You will hear in your life, over and over, that time is precious and if there has been a moment where I truly appreciated this, it was reading The Time Keeper by Mitch Albom.
As part of The Unread Shelf Project – I have taken to reading the books on my shelves that have been neglected… All 34 of them (view the whole list here, if you’re interested..)
The Time Keeper is the first to be ticked off my list and I truly am ashamed I waited to read this one, even a minute is too long. It’s the kind of novel that you pick up and find it doesn’t leave your hand, you’ll walk around the house with it, eat with it, bring it with you when you get a coffee or a cup of water but you won’t under any circumstances put it down.
The Time Keeper by Mitch Albom
How I came across The Time Keeper?
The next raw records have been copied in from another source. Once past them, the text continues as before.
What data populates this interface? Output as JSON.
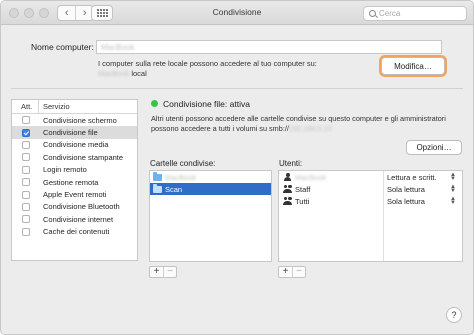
{
  "window": {
    "title": "Condivisione"
  },
  "search": {
    "placeholder": "Cerca"
  },
  "computer_name": {
    "label": "Nome computer:",
    "value": "MacBook",
    "desc_line1": "I computer sulla rete locale possono accedere al tuo computer su:",
    "desc_host": "MacBook",
    "desc_suffix": " local",
    "modify_label": "Modifica…"
  },
  "services": {
    "header_on": "Att.",
    "header_name": "Servizio",
    "items": [
      {
        "label": "Condivisione schermo",
        "checked": false,
        "selected": false
      },
      {
        "label": "Condivisione file",
        "checked": true,
        "selected": true
      },
      {
        "label": "Condivisione media",
        "checked": false,
        "selected": false
      },
      {
        "label": "Condivisione stampante",
        "checked": false,
        "selected": false
      },
      {
        "label": "Login remoto",
        "checked": false,
        "selected": false
      },
      {
        "label": "Gestione remota",
        "checked": false,
        "selected": false
      },
      {
        "label": "Apple Event remoti",
        "checked": false,
        "selected": false
      },
      {
        "label": "Condivisione Bluetooth",
        "checked": false,
        "selected": false
      },
      {
        "label": "Condivisione internet",
        "checked": false,
        "selected": false
      },
      {
        "label": "Cache dei contenuti",
        "checked": false,
        "selected": false
      }
    ]
  },
  "status": {
    "title": "Condivisione file: attiva",
    "color": "#34c64a",
    "desc": "Altri utenti possono accedere alle cartelle condivise su questo computer e gli amministratori possono accedere a tutti i volumi su smb://",
    "desc_host": "192.168.0.10",
    "options_label": "Opzioni…"
  },
  "folders": {
    "label": "Cartelle condivise:",
    "items": [
      {
        "name": "MacBook",
        "selected": false,
        "blurred": true
      },
      {
        "name": "Scan",
        "selected": true,
        "blurred": false
      }
    ]
  },
  "users": {
    "label": "Utenti:",
    "items": [
      {
        "name": "MacBook",
        "permission": "Lettura e scritt.",
        "blurred": true,
        "icon": "single-user-icon"
      },
      {
        "name": "Staff",
        "permission": "Sola lettura",
        "blurred": false,
        "icon": "group-icon"
      },
      {
        "name": "Tutti",
        "permission": "Sola lettura",
        "blurred": false,
        "icon": "group-icon"
      }
    ]
  },
  "buttons": {
    "plus": "+",
    "minus": "−",
    "help": "?"
  },
  "colors": {
    "accent": "#f5a35b",
    "selection": "#2f6dc9",
    "checkbox": "#3f84e5"
  }
}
A suggestion from a friendly staff member at my local Waterstones, I was informed it would “blow my mind”.
Through The Time Keeper, Albom tells the story of three very different characters and their relationship with time. Dor, Sarah and Victor.
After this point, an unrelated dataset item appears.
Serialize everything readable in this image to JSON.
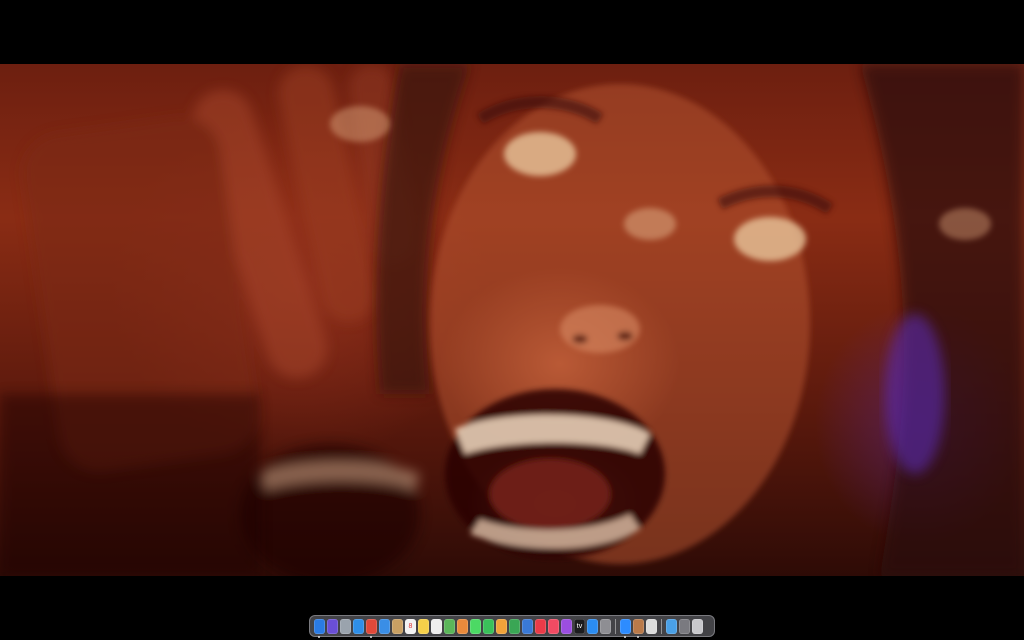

Dor lives thousands of years before our time. When he was young he noticed that between light and dark, shadows would repeat meeting in the same place. He became obsessed with measuring this repetition, obsessed with measuring God’s gift before he truly understood what it meant.
Banished to listen to his creation for thousands of years, Dor hears calls for more time, pleas for moments to end, and demands for time to rewind / fast-forward. Finally to be truly free, he is challenged to teaching two people the true meaning of time.
Two people who honestly couldn’t be more different. Two people who at first I didn’t think I would connect with, but ended up crying for them both, wholeheartedly. Sarah is a young girl who is faced with no longer wanting time and Victor is an elderly man looking for immortality. Shifting between the characters added great depth to this novel, allowing you room to understand the individual and their relationship with time.
Albom’s writing is beautiful and filled with philosophical lessons. The kind that you hold close to your heart and reflect on when you are laying awake at night. It makes you question your own measurement of time and overall is a fascinating read that had me hooked from the beginning.
If you’ve ever personally said, “there’s not enough hours in the day”, “I’m tired of waiting” or something along those lines. I challenge you to read this book and tell me what you think below.
If you’ve already read The Time Keeper, what did you think?
“Try to imagine a life without timekeeping. You probably can’t. You know the month, the year, the day of the week. There is a clock on your wall or the dashboard of your car. You have a schedule, a calendar, a time for dinner or a movie. Yet all around you, timekeeping is ignored. Birds are not late. A dog does not check its watch. Deer do not fret over passing birthdays. Man alone measures time. Man alone chimes the hour. And, because of this, man alone suffers a paralysing fear that no other creature endures. A fear of time running out.”